[WHAT YOU NEED TO DO] Your task is to copy every line of the records below that contains "history".

(AVAILABLE DATA Opens)

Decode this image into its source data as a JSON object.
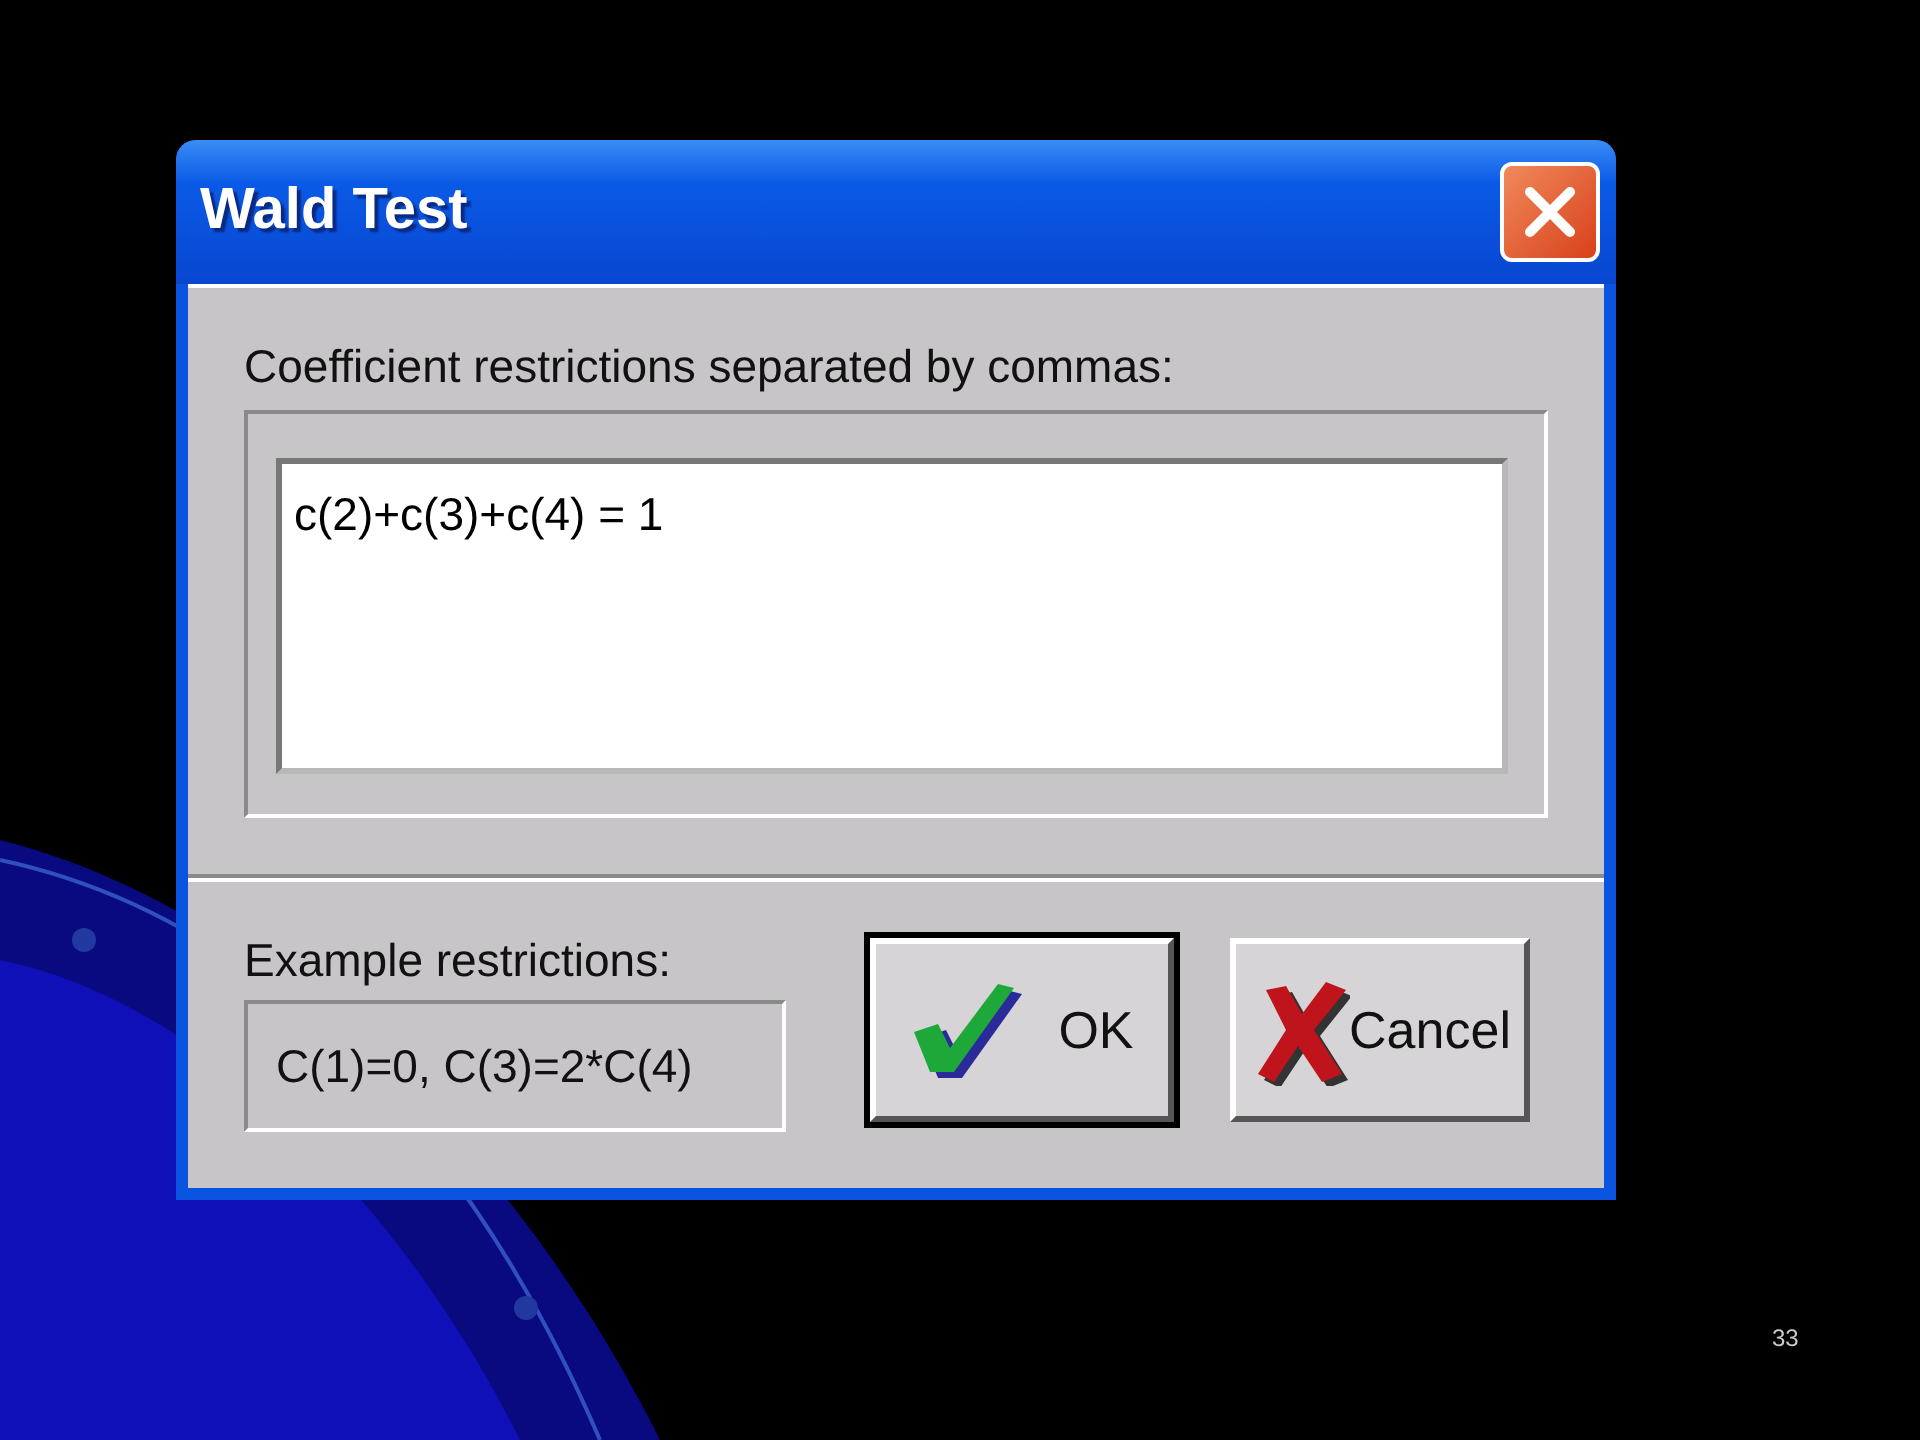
{
  "window": {
    "title": "Wald Test"
  },
  "restrictions": {
    "label": "Coefficient restrictions separated by commas:",
    "value": "c(2)+c(3)+c(4) = 1"
  },
  "example": {
    "label": "Example restrictions:",
    "value": "C(1)=0, C(3)=2*C(4)"
  },
  "buttons": [
    {
      "label": "OK",
      "kind": "ok",
      "default": true
    },
    {
      "label": "Cancel",
      "kind": "cancel",
      "default": false
    }
  ],
  "slide_number": "33"
}
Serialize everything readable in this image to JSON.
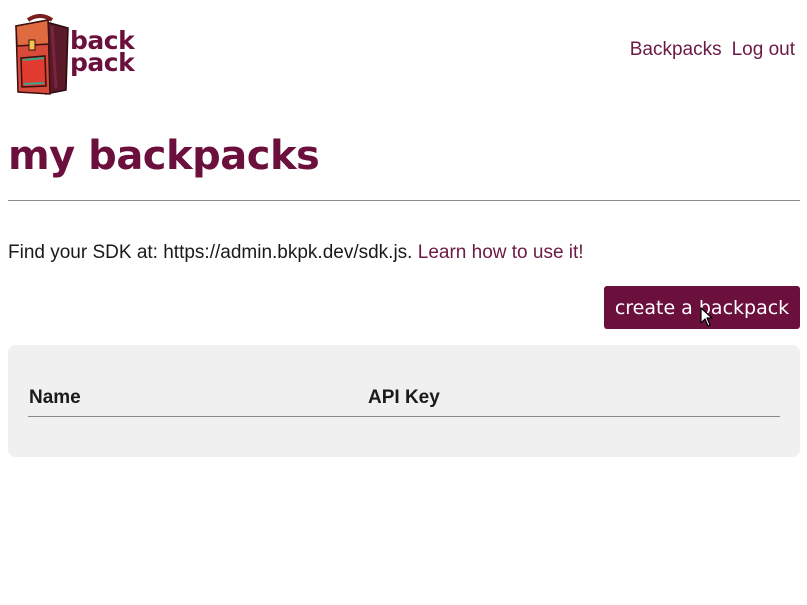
{
  "header": {
    "logo": {
      "line1": "back",
      "line2": "pack"
    },
    "nav": {
      "items": [
        {
          "label": "Backpacks"
        },
        {
          "label": "Log out"
        }
      ]
    }
  },
  "main": {
    "title": "my backpacks",
    "sdk": {
      "prefix": "Find your SDK at: https://admin.bkpk.dev/sdk.js.",
      "link": "Learn how to use it!"
    },
    "create_button": "create a backpack",
    "table": {
      "columns": [
        "Name",
        "API Key"
      ],
      "rows": []
    }
  },
  "colors": {
    "brand": "#6b0f3c",
    "link": "#6b1a45",
    "panel": "#f0f0f1"
  },
  "icons": {
    "logo": "backpack-icon",
    "cursor": "mouse-pointer-icon"
  }
}
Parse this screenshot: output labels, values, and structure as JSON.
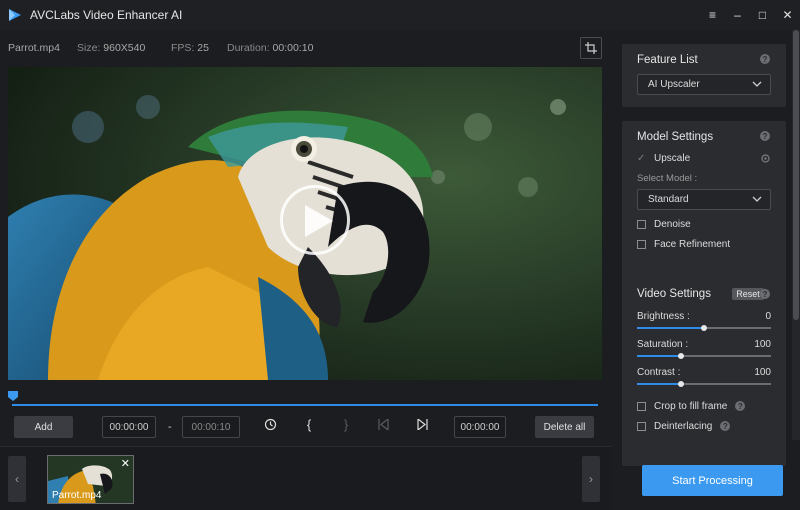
{
  "app": {
    "title": "AVCLabs Video Enhancer AI"
  },
  "window": {
    "menu": "≡",
    "minimize": "–",
    "maximize": "□",
    "close": "✕"
  },
  "info": {
    "filename": "Parrot.mp4",
    "size_label": "Size:",
    "size_value": "960X540",
    "fps_label": "FPS:",
    "fps_value": "25",
    "duration_label": "Duration:",
    "duration_value": "00:00:10"
  },
  "controls": {
    "add_label": "Add",
    "start_time": "00:00:00",
    "separator": "-",
    "end_time": "00:00:10",
    "delete_all_label": "Delete all",
    "bracket_open": "{",
    "bracket_close": "}"
  },
  "strip": {
    "thumbs": [
      {
        "label": "Parrot.mp4",
        "close": "✕"
      }
    ],
    "prev": "‹",
    "next": "›"
  },
  "feature_list": {
    "title": "Feature List",
    "selected": "AI Upscaler"
  },
  "model_settings": {
    "title": "Model Settings",
    "upscale_label": "Upscale",
    "upscale_checked": true,
    "select_model_label": "Select Model :",
    "selected_model": "Standard",
    "denoise_label": "Denoise",
    "face_refinement_label": "Face Refinement"
  },
  "video_settings": {
    "title": "Video Settings",
    "reset_label": "Reset",
    "sliders": [
      {
        "label": "Brightness :",
        "value": "0",
        "fraction": 0.5
      },
      {
        "label": "Saturation :",
        "value": "100",
        "fraction": 0.33
      },
      {
        "label": "Contrast :",
        "value": "100",
        "fraction": 0.33
      }
    ],
    "crop_label": "Crop to fill frame",
    "deinterlacing_label": "Deinterlacing"
  },
  "start_processing_label": "Start Processing",
  "colors": {
    "accent": "#3b9af0",
    "panel": "#2b2c30",
    "background": "#1c1d20"
  },
  "help_glyph": "?"
}
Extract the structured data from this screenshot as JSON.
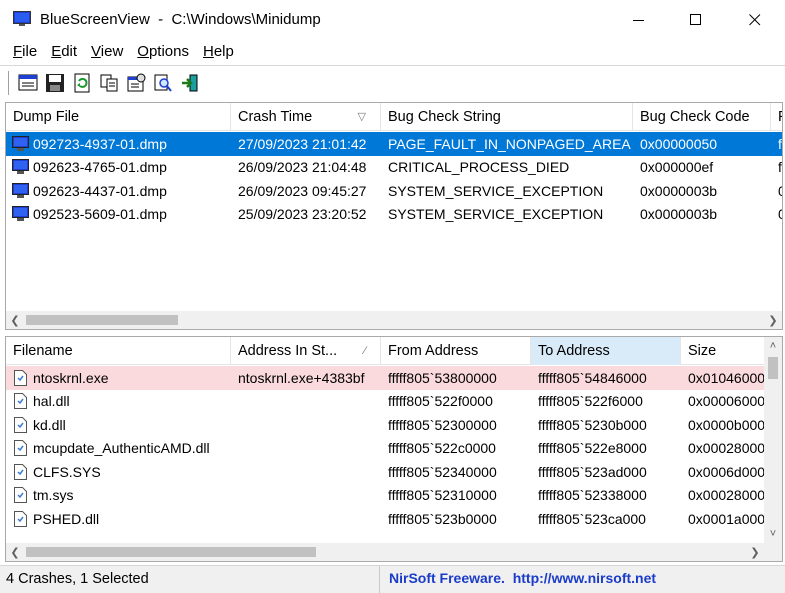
{
  "window": {
    "title": "BlueScreenView  -  C:\\Windows\\Minidump"
  },
  "menu": [
    {
      "label": "File",
      "key": "F",
      "rest": "ile"
    },
    {
      "label": "Edit",
      "key": "E",
      "rest": "dit"
    },
    {
      "label": "View",
      "key": "V",
      "rest": "iew"
    },
    {
      "label": "Options",
      "key": "O",
      "rest": "ptions"
    },
    {
      "label": "Help",
      "key": "H",
      "rest": "elp"
    }
  ],
  "toolbar": {
    "buttons": [
      "properties-view-icon",
      "save-icon",
      "refresh-icon",
      "copy-icon",
      "properties-icon",
      "find-icon",
      "exit-icon"
    ]
  },
  "dumps": {
    "columns": [
      "Dump File",
      "Crash Time",
      "Bug Check String",
      "Bug Check Code",
      "P"
    ],
    "sort_indicator": "▽",
    "rows": [
      [
        "092723-4937-01.dmp",
        "27/09/2023 21:01:42",
        "PAGE_FAULT_IN_NONPAGED_AREA",
        "0x00000050",
        "f"
      ],
      [
        "092623-4765-01.dmp",
        "26/09/2023 21:04:48",
        "CRITICAL_PROCESS_DIED",
        "0x000000ef",
        "f"
      ],
      [
        "092623-4437-01.dmp",
        "26/09/2023 09:45:27",
        "SYSTEM_SERVICE_EXCEPTION",
        "0x0000003b",
        "0"
      ],
      [
        "092523-5609-01.dmp",
        "25/09/2023 23:20:52",
        "SYSTEM_SERVICE_EXCEPTION",
        "0x0000003b",
        "0"
      ]
    ],
    "selected_row": 0
  },
  "modules": {
    "columns": [
      "Filename",
      "Address In St...",
      "From Address",
      "To Address",
      "Size"
    ],
    "sort_indicator": "∕",
    "sorted_column": 3,
    "rows": [
      [
        "ntoskrnl.exe",
        "ntoskrnl.exe+4383bf",
        "fffff805`53800000",
        "fffff805`54846000",
        "0x01046000"
      ],
      [
        "hal.dll",
        "",
        "fffff805`522f0000",
        "fffff805`522f6000",
        "0x00006000"
      ],
      [
        "kd.dll",
        "",
        "fffff805`52300000",
        "fffff805`5230b000",
        "0x0000b000"
      ],
      [
        "mcupdate_AuthenticAMD.dll",
        "",
        "fffff805`522c0000",
        "fffff805`522e8000",
        "0x00028000"
      ],
      [
        "CLFS.SYS",
        "",
        "fffff805`52340000",
        "fffff805`523ad000",
        "0x0006d000"
      ],
      [
        "tm.sys",
        "",
        "fffff805`52310000",
        "fffff805`52338000",
        "0x00028000"
      ],
      [
        "PSHED.dll",
        "",
        "fffff805`523b0000",
        "fffff805`523ca000",
        "0x0001a000"
      ]
    ],
    "highlighted_row": 0
  },
  "status": {
    "summary": "4 Crashes, 1 Selected",
    "link": "NirSoft Freeware.  http://www.nirsoft.net"
  },
  "colors": {
    "selection": "#0078d7",
    "highlight_row": "#fadadd",
    "sorted_header": "#d9ebf9",
    "link": "#1a3cc8"
  }
}
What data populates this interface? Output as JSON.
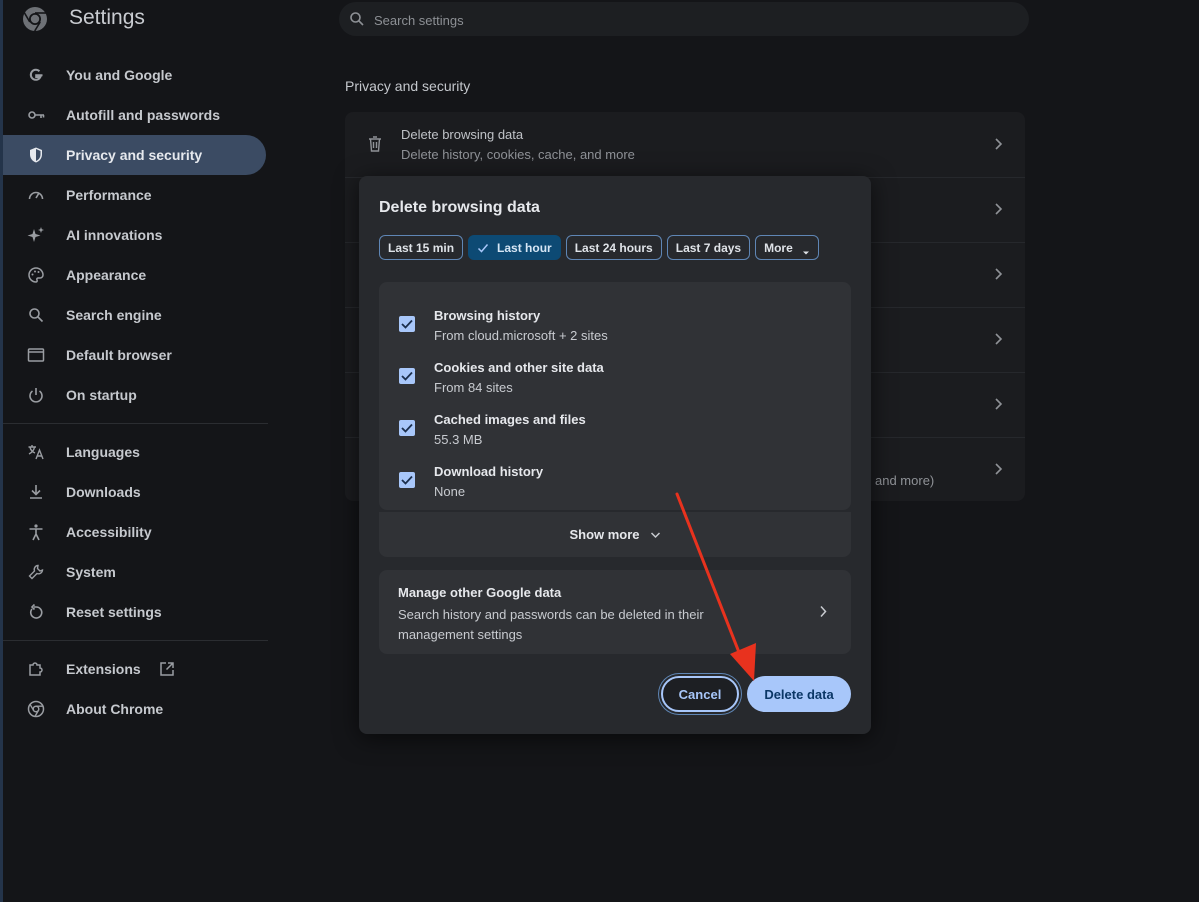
{
  "header": {
    "title": "Settings"
  },
  "search": {
    "placeholder": "Search settings"
  },
  "sidebar": {
    "items": [
      {
        "label": "You and Google",
        "icon": "google-icon"
      },
      {
        "label": "Autofill and passwords",
        "icon": "key-icon"
      },
      {
        "label": "Privacy and security",
        "icon": "shield-icon",
        "active": true
      },
      {
        "label": "Performance",
        "icon": "speedometer-icon"
      },
      {
        "label": "AI innovations",
        "icon": "sparkle-icon"
      },
      {
        "label": "Appearance",
        "icon": "palette-icon"
      },
      {
        "label": "Search engine",
        "icon": "search-icon"
      },
      {
        "label": "Default browser",
        "icon": "browser-window-icon"
      },
      {
        "label": "On startup",
        "icon": "power-icon"
      },
      {
        "label": "Languages",
        "icon": "translate-icon"
      },
      {
        "label": "Downloads",
        "icon": "download-icon"
      },
      {
        "label": "Accessibility",
        "icon": "accessibility-icon"
      },
      {
        "label": "System",
        "icon": "wrench-icon"
      },
      {
        "label": "Reset settings",
        "icon": "reset-icon"
      },
      {
        "label": "Extensions",
        "icon": "puzzle-icon"
      },
      {
        "label": "About Chrome",
        "icon": "chrome-icon"
      }
    ]
  },
  "main": {
    "section_title": "Privacy and security",
    "rows": [
      {
        "title": "Delete browsing data",
        "subtitle": "Delete history, cookies, cache, and more"
      }
    ],
    "partial_text": "and more)"
  },
  "dialog": {
    "title": "Delete browsing data",
    "time_ranges": [
      "Last 15 min",
      "Last hour",
      "Last 24 hours",
      "Last 7 days",
      "More"
    ],
    "selected_range": "Last hour",
    "options": [
      {
        "title": "Browsing history",
        "subtitle": "From cloud.microsoft + 2 sites",
        "checked": true
      },
      {
        "title": "Cookies and other site data",
        "subtitle": "From 84 sites",
        "checked": true
      },
      {
        "title": "Cached images and files",
        "subtitle": "55.3 MB",
        "checked": true
      },
      {
        "title": "Download history",
        "subtitle": "None",
        "checked": true
      }
    ],
    "show_more": "Show more",
    "manage": {
      "title": "Manage other Google data",
      "subtitle": "Search history and passwords can be deleted in their management settings"
    },
    "cancel_label": "Cancel",
    "delete_label": "Delete data"
  },
  "colors": {
    "accent": "#a8c7fa",
    "selected_chip": "#0d4a74",
    "annotation_arrow": "#e8321e"
  }
}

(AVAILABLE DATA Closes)

[EXERCISE OUTPUT]
        "subtitle": "Delete history, cookies, cache, and more"
        "title": "Browsing history",
        "title": "Download history",
      "subtitle": "Search history and passwords can be deleted in their management settings"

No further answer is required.